None of us makes these trips alone; numerous entities make our involvement possible. Those who support us are as much a part of the success of these trips as the individuals experiencing the work firsthand. Employers, friends, family members, churches and their congregations and members of professional societies provide immeasurable financial and prayerful support. For those of us who are married, the greatest supporters are our incredible spouses. They have allowed us to be gone for a long period of time well knowing that their normal workload will be increased in our absence. We are grateful for their love and support.
Burkina FasoBurkina Faso is located in the Sub-Saharan region of west central Africa. A developing country, it is slightly larger than the state of Colorado and has a population of nearly 16 million people. With an estimated GDP per capita of $1,200, Burkina Faso is one of the poorest nations in the world. According to the United Nations Human Development Report, the country also has one of the lowest adult literacy rates at 28.7 percent.
The African Hope InitiativeThe Mission:

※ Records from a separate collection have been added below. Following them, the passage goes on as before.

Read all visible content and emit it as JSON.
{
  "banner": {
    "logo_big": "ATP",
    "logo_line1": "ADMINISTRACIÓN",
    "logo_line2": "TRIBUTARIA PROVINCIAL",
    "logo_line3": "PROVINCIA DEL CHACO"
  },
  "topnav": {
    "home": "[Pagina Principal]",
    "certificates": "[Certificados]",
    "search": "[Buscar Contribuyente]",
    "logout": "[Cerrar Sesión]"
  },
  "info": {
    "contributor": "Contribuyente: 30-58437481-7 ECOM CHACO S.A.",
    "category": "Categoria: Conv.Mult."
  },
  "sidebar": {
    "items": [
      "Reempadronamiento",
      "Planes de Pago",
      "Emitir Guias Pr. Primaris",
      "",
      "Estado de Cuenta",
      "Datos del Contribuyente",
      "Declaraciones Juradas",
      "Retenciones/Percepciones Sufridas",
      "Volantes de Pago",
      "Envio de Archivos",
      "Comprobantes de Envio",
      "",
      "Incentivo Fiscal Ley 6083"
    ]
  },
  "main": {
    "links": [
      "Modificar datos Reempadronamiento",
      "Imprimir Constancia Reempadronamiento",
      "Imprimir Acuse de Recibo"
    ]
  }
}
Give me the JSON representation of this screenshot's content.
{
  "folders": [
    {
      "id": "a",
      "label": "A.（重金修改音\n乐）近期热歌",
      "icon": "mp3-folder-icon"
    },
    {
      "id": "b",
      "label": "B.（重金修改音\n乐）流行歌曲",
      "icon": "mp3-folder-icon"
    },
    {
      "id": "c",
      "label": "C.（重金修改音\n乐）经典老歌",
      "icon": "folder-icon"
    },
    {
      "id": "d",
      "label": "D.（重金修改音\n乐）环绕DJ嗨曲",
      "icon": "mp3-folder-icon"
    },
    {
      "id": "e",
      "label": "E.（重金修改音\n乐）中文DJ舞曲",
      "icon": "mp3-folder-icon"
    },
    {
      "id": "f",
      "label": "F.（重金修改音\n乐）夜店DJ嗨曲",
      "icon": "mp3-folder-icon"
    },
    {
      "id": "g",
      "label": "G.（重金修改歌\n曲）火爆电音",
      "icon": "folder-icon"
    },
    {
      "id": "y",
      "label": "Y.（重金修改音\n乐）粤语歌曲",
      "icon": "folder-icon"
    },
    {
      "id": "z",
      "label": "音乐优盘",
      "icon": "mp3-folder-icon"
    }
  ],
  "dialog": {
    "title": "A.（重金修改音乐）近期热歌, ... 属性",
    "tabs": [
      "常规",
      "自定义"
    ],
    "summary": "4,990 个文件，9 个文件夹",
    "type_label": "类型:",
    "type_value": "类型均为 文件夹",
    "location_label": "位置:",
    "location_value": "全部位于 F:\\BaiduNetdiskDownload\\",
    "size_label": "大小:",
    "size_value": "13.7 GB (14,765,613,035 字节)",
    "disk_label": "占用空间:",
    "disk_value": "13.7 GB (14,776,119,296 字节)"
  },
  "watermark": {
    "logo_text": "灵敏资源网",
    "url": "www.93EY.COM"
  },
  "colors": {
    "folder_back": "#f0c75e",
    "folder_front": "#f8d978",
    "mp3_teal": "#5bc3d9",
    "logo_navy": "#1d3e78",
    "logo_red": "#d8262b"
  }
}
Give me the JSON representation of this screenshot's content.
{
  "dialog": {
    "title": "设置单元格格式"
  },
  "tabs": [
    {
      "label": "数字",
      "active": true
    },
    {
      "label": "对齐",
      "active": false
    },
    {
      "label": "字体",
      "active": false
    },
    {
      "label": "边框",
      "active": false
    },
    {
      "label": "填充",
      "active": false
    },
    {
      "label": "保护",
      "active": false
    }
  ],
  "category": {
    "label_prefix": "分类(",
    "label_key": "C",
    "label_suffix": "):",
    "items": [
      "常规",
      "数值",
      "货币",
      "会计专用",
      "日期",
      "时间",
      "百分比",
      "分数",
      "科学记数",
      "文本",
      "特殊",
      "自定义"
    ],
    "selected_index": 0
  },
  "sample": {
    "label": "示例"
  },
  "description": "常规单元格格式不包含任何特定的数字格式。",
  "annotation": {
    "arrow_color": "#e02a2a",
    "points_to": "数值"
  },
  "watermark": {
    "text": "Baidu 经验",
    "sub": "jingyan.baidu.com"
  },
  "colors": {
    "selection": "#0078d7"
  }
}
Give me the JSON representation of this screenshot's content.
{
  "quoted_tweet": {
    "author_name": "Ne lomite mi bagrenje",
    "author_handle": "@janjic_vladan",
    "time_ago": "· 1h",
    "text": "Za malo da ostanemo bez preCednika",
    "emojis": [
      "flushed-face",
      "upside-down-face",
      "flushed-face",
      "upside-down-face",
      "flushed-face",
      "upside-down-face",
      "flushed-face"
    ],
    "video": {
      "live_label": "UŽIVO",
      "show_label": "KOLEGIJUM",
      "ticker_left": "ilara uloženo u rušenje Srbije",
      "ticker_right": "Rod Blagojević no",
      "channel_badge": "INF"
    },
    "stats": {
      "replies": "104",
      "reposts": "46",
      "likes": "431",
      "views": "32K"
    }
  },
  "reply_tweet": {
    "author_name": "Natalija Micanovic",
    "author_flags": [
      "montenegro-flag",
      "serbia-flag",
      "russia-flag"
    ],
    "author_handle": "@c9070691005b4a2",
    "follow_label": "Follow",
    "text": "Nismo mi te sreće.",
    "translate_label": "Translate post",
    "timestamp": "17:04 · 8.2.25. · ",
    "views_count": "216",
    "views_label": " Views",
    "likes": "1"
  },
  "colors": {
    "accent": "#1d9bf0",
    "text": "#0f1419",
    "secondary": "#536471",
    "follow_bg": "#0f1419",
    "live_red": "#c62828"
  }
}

“Inspired by the love and actions of Jesus Christ, we are dedicated to enhancing educational opportunities and the health of our brothers and sisters in Africa.”
- Village of Hope: A boarding school for village children who would normally not have access to quality education or the opportunity to be exposed to the message of Jesus Christ.
- Light of Hope University: A multi-disciplined Christian university taught from a Christian worldview that will develop godly leaders for Africa.
- Ephphatha School for the Deaf: A quality education for deaf children that will also ultimately be a training school for deaf educators.
- Source of Life Medical Clinics: Two medical clinics that make medical care available to poor communities.
- Village of Hope Automotive School: A vocational school that will provide auto-mechanic training and opportunities for jobs.
- Church Development: Building and developing churches in partnership with local initiatives.
eMi: Faith in ActioneMi is a nonprofit Christian development organization comprising volunteer surveyors, engineers and architects whose passion is to share their faith and provide professional services to the poorest of the poor. Volunteers design facilities (including hospitals, orphanages, schools, clean water projects and more) that directly impact communities by meeting physical needs and communicating God’s love in a practical way. The organization partners with Christian workers, pastors, and other nonprofits who have a vision to help the poor and preach the Gospel of Jesus Christ. The goal is to transform lives by providing hope.
Incorporated in 1982, eMi has sending offices in Colorado Springs, Colo.; Calgary, Canada; and Colchester, UK, with field offices in Mussoorie, India; Atenas, Costa Rica; and Kampala, Uganda. The organization has completed more than 800 projects in over 80 countries and donates nearly 60,000 service hours each year to its partners.